Blackwater trial draws to an endComment on this story
Four guards with the Blackwater private security firm shot dead unarmed Iraqi civilians, including women and children, who were desperately trying to flee for their lives, a prosecutor said on Wednesday.
At the close of a two-and-a-half-month trial in a federal court in Washington, US Attorney Anthony Asuncion asked simply what had motivated the men to open fire on the 14 Iraqis on September 16, 2007, in Baghdad.
“Why fire on so many innocent people? Why? Why shoot all of these people who are running away, who are trying to get away from these (four) men? Why shoot women and children who are unarmed?” he asked.

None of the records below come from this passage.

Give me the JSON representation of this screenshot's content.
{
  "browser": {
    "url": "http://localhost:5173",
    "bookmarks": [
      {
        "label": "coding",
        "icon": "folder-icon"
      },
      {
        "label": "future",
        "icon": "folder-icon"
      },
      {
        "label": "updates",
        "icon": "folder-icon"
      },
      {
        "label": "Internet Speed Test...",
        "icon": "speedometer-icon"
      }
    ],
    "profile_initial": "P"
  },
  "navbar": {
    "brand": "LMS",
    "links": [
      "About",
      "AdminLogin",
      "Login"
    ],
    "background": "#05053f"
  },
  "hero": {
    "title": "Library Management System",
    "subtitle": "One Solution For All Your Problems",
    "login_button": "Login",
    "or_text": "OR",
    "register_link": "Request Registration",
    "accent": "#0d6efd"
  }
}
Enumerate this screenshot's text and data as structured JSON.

“There's no reason. What they did was criminal.
“People who could laugh, who could love, were turned into bloodied, bullet-riddled corpses, people who were not legitimate targets... who were no real threat to them.”

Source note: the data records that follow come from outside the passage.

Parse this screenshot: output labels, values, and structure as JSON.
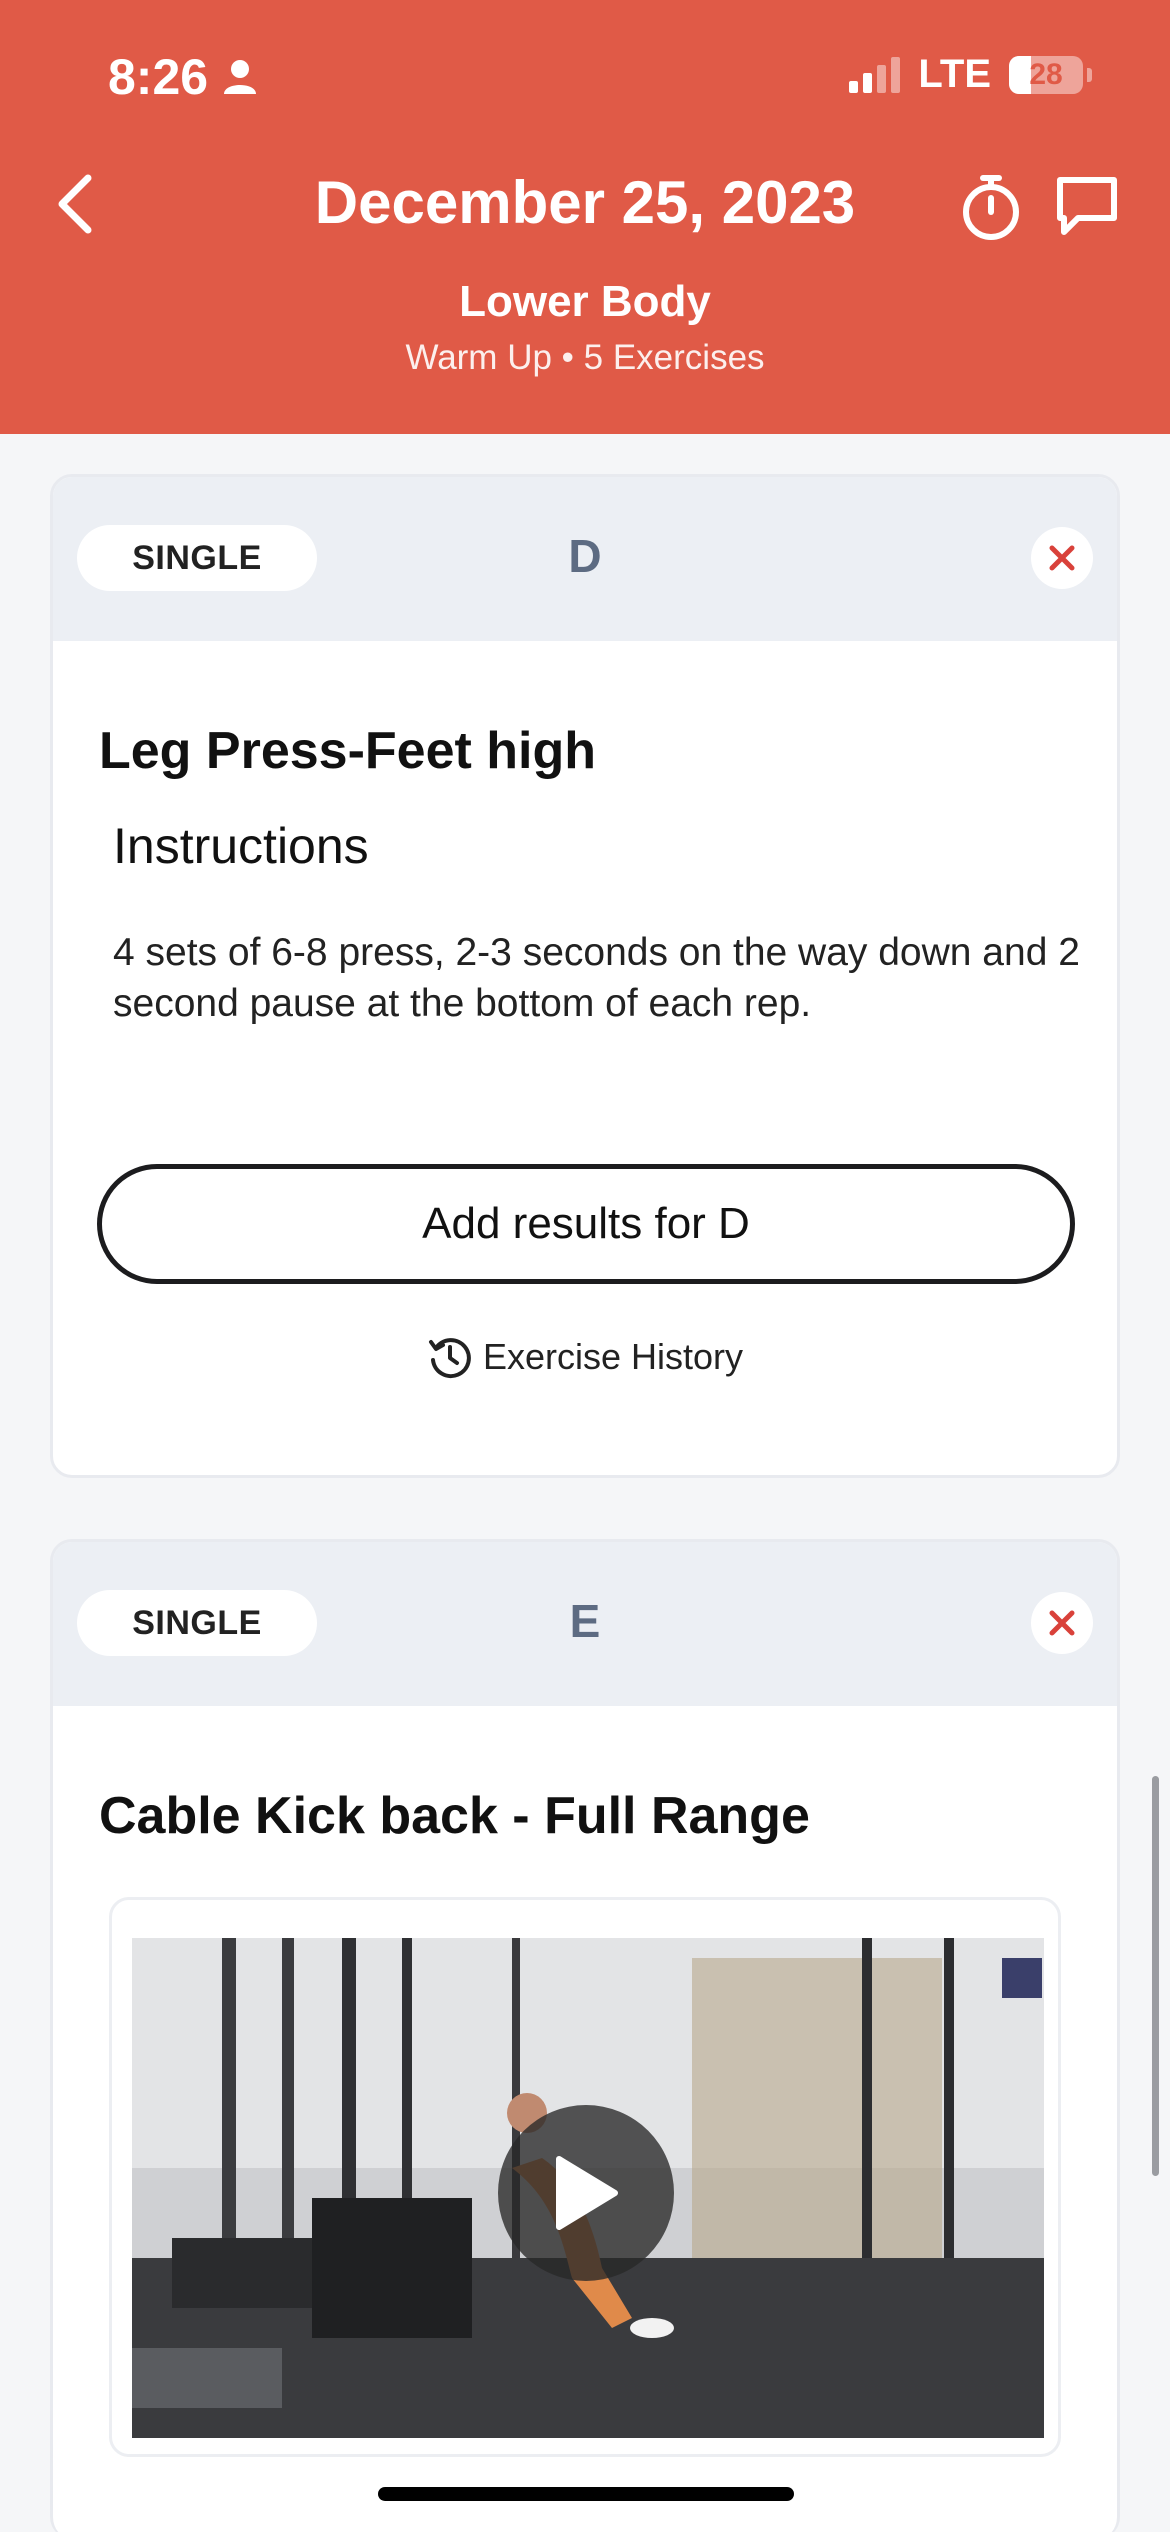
{
  "status_bar": {
    "time": "8:26",
    "network": "LTE",
    "battery": "28"
  },
  "header": {
    "title": "December 25, 2023",
    "workout_name": "Lower Body",
    "workout_meta": "Warm Up • 5 Exercises",
    "accent_color": "#e05a47"
  },
  "cards": [
    {
      "type_label": "SINGLE",
      "letter": "D",
      "exercise_title": "Leg Press-Feet high",
      "instructions_heading": "Instructions",
      "instructions_text": "4 sets of 6-8 press, 2-3 seconds on the way down and 2 second pause at the bottom of each rep.",
      "results_button": "Add results for D",
      "history_link": "Exercise History"
    },
    {
      "type_label": "SINGLE",
      "letter": "E",
      "exercise_title": "Cable Kick back - Full Range"
    }
  ],
  "icons": {
    "back": "chevron-left-icon",
    "timer": "stopwatch-icon",
    "chat": "chat-bubble-icon",
    "close": "close-icon",
    "history": "history-icon",
    "play": "play-icon"
  }
}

After showing images of the faces of the 14 people killed and 18 wounded, the prosecutor asked the jury to find the four guilty.

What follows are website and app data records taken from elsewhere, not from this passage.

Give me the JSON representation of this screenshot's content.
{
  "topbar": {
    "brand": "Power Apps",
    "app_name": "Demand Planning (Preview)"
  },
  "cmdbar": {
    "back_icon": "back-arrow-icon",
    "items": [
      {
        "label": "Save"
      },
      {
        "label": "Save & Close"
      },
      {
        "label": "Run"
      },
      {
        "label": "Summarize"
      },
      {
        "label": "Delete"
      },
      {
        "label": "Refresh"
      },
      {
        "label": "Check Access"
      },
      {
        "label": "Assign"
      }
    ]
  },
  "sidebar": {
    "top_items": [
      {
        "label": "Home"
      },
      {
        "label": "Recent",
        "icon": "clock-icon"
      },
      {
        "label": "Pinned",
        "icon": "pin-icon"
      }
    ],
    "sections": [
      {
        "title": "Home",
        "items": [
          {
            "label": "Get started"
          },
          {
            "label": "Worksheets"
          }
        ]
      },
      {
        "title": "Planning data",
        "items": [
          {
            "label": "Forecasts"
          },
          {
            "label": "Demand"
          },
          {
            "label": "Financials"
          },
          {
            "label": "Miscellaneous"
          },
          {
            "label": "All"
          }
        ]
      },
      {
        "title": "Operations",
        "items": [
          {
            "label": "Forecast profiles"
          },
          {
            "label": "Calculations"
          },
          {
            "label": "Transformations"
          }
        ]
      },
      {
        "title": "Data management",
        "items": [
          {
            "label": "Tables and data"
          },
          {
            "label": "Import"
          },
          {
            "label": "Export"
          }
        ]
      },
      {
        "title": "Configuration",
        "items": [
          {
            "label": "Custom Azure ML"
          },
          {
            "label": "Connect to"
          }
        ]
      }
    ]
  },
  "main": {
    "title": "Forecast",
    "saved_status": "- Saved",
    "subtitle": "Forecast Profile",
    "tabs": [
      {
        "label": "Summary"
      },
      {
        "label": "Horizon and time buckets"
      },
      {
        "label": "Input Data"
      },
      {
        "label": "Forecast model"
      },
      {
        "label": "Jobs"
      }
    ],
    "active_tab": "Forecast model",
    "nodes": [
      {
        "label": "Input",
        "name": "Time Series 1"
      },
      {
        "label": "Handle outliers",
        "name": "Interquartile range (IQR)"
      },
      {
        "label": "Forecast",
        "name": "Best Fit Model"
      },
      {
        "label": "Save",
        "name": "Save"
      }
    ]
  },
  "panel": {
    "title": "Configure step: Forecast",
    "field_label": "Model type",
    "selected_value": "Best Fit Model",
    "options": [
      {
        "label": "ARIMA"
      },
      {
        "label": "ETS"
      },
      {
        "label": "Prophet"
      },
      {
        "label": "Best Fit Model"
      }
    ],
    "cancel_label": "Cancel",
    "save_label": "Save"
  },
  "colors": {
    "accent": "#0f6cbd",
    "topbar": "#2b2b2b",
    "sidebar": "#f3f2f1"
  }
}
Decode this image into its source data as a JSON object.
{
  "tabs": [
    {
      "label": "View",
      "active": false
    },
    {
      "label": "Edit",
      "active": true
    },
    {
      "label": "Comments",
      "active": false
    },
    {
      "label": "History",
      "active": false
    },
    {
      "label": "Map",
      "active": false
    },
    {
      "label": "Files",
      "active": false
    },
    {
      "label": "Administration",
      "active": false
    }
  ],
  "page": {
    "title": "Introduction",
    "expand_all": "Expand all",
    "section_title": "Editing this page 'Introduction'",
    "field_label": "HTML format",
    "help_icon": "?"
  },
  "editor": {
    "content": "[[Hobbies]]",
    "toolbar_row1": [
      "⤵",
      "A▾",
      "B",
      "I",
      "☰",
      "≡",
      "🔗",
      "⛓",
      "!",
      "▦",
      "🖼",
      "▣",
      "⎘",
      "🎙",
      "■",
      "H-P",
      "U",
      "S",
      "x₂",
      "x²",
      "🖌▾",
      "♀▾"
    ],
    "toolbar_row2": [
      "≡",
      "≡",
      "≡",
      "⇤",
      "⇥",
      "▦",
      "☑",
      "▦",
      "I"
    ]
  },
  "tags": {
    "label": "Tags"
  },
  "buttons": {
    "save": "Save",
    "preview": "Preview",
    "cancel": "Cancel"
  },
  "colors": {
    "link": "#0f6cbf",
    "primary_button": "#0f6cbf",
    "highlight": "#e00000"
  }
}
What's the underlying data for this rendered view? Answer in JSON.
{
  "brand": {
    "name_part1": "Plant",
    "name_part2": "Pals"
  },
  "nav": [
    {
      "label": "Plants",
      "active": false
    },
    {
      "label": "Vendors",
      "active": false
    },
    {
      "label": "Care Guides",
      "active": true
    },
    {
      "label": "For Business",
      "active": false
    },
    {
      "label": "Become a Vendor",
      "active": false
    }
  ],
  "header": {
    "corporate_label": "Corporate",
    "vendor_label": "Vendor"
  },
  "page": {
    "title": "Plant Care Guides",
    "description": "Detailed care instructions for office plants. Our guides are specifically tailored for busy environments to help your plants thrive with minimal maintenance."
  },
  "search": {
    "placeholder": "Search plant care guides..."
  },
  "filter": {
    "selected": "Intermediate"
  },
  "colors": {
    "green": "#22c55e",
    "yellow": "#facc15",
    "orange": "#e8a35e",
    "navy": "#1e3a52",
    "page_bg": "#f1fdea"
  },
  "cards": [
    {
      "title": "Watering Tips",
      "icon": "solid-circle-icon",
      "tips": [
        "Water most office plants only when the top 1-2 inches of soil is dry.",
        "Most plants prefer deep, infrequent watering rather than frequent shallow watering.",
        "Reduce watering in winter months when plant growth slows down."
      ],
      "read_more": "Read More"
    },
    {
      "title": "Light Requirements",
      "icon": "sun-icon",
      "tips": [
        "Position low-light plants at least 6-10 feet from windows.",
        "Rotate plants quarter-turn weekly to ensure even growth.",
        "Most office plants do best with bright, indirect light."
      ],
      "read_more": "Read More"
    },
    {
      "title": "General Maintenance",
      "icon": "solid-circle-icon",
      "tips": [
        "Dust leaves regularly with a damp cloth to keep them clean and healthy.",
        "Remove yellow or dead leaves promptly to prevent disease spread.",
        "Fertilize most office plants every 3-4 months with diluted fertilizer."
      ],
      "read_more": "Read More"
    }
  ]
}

Paul Slough, Evan Liberty, Dustin Heard and Nicholas Slatten sat quietly, dressed in suits and ties.
Slatten, 32, is charged with the first-degree murder of a civilian and faces life in prison if convicted.
Slough, Liberty and Heard are accused of voluntary manslaughter of the 13 other victims.
Earlier in the trial, defence attorney Bill Heberlig stressed that security was facing terrible threats after the September 11 strikes on the United States.
“This was not Dupont Circle (in Washington), this was Baghdad, Iraq,” Heberlig said, insisting Slatten “fired under control at a limited number of legitimate threat”.
“He acted in self-defence, he committed no crime that day.”
The jury was expected to begin deliberations on Thursday. - Sapa-AFP